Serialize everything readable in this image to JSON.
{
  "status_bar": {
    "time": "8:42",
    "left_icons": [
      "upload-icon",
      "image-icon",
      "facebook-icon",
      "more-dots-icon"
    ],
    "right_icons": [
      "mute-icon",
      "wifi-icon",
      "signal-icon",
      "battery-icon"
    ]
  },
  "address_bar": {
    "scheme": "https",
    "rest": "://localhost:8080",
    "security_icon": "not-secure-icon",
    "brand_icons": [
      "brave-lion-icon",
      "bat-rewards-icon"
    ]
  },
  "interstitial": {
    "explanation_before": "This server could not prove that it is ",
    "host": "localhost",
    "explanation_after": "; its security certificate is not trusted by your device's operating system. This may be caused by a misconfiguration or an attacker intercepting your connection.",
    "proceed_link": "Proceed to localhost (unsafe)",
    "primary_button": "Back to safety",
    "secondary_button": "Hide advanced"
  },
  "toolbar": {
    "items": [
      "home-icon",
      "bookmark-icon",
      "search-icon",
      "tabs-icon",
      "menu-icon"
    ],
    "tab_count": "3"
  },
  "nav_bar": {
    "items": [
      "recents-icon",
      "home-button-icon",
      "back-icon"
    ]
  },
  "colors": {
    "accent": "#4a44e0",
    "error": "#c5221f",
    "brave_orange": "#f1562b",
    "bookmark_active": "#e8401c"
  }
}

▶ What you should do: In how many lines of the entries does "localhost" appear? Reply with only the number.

▶ Response to this task: 3